There’s a feeling of joy that permeates the entire album—perhaps best exemplified by the exuberant "Terminal Velocity." One of the most straightforward songs on the record, there is an almost cheesy quality to the sparkly synth sounds of the verse before the chorus propels it forward with a power reminiscent of Queen's finest pop moments, as McCormack happily expresses, "My love … victim of your gravity."

This album is an absolute explosion of musical styles. "Devil Killin' Blues" manages to ride a classic Memphis slide guitar straight through the crossroads into a head-on collision with London's '90s Drum and Bass underground. "Man from the Future" replaces a magical techno soundscape with a majestic solo from guitar whiz John Prestipino that wouldn't sound out of place on Led Zeppelin IV. "The Fog of War" surrounds a more traditional ballad with lush strings while a keyboard conjures memories of the world of the film "Midnight Cowboy," but these memories are quickly replaced by the same keyboard bringing us to the world of Queen's "Flash Gordon" via "Border Jumpers." Finally, the moving closing statement "Wolves" revels in nostalgia as an accordion waltzes through a hazy black and white Paris of the mind.
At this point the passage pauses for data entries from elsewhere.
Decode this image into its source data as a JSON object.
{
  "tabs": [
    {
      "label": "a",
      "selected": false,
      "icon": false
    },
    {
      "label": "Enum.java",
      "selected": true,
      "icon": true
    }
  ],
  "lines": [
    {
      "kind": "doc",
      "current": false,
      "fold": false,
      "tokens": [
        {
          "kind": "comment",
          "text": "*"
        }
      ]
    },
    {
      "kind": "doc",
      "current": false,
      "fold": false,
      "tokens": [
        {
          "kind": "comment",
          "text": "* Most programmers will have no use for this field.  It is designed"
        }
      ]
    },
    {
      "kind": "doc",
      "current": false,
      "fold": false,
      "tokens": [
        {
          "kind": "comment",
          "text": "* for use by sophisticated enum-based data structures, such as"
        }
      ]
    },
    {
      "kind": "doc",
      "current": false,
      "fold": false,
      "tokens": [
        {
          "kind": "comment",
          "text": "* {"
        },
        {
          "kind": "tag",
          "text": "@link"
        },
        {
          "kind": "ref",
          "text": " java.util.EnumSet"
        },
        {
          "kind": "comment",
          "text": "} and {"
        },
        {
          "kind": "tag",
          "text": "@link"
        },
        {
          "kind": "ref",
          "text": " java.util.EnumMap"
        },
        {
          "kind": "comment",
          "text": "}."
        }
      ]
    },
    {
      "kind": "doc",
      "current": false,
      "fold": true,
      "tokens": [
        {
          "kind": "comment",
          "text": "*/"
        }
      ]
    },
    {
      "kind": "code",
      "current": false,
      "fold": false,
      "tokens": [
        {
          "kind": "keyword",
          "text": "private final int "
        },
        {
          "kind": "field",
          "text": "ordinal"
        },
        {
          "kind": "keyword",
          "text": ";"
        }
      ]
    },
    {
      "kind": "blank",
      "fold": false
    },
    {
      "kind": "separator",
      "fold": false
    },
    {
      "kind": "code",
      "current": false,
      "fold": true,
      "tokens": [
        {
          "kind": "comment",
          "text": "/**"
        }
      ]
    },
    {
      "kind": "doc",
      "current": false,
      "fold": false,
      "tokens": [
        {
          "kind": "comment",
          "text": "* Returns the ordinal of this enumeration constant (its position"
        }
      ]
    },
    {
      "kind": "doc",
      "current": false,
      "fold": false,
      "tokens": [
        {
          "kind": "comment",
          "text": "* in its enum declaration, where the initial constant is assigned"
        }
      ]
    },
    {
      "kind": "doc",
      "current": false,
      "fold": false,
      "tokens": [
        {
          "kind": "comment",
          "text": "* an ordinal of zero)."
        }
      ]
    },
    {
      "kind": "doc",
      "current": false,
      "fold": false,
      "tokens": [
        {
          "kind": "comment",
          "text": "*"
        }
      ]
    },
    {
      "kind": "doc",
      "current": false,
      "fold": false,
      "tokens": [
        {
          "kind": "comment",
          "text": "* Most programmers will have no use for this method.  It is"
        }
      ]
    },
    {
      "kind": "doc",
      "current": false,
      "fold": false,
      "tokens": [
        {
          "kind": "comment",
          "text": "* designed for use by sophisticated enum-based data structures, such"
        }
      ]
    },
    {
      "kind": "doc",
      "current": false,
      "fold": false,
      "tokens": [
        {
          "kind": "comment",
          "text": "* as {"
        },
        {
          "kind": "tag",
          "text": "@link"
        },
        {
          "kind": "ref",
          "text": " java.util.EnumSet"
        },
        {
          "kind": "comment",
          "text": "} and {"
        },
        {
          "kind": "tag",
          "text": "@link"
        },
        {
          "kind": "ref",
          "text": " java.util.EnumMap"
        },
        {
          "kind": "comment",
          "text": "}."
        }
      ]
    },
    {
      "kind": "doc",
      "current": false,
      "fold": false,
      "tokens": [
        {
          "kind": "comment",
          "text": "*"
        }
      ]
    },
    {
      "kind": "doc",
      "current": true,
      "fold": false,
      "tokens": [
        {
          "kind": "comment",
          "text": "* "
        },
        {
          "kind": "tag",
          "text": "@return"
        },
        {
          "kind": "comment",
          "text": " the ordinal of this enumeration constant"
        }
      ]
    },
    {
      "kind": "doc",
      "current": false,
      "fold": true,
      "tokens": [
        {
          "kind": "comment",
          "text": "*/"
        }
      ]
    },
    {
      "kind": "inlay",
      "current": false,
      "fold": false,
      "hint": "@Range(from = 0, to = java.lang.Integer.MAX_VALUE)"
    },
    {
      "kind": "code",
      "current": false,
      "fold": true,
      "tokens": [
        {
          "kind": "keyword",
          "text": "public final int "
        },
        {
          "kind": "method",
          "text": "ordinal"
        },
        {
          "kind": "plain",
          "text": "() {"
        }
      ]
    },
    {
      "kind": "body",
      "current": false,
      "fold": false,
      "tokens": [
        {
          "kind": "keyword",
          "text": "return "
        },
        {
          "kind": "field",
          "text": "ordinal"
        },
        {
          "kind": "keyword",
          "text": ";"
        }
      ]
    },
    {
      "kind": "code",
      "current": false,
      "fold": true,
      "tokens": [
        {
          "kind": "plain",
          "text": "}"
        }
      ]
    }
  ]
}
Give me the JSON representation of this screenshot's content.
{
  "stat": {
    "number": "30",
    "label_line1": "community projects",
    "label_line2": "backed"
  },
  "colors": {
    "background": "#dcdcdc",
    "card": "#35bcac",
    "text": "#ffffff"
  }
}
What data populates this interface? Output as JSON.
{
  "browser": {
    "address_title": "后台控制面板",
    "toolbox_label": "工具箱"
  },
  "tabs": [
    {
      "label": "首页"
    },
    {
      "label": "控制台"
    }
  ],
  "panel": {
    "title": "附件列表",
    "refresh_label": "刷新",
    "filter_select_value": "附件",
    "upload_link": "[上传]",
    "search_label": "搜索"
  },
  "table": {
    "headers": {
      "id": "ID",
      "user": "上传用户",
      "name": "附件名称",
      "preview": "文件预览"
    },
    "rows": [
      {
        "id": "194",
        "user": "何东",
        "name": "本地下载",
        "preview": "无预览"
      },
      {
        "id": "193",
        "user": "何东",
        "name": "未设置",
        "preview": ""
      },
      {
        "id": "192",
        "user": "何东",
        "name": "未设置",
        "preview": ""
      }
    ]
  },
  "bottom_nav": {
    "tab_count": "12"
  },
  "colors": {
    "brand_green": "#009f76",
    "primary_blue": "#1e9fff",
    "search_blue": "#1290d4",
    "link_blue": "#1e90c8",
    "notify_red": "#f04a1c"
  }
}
McCormack has the rare ability to see beauty and romance in everyday life that leaves most longing for worlds of fantasy—turning moments easily taken for granted into moments of wonder. Regardless of all the madness the world has to offer, he knows that "the girl of my dreams has a place in my bed watching my breath" in "Wolves." In "Stranger in the Springtime," McCormack experiences the innocence of his young son, as he takes in the excitement of the new world around him, asking "stranger of the springtime, be my only mirror."

Ultimately "The Phantom King" is a joyful celebration of life, love and family.

As highly as I thought of "Funeral of the Siren," I wasn’t sure I wanted a different album from Joshua McCormack. "The Phantom King" is not only different, but it’s also a powerful reminder that great artists don’t stand still—they keep moving forward.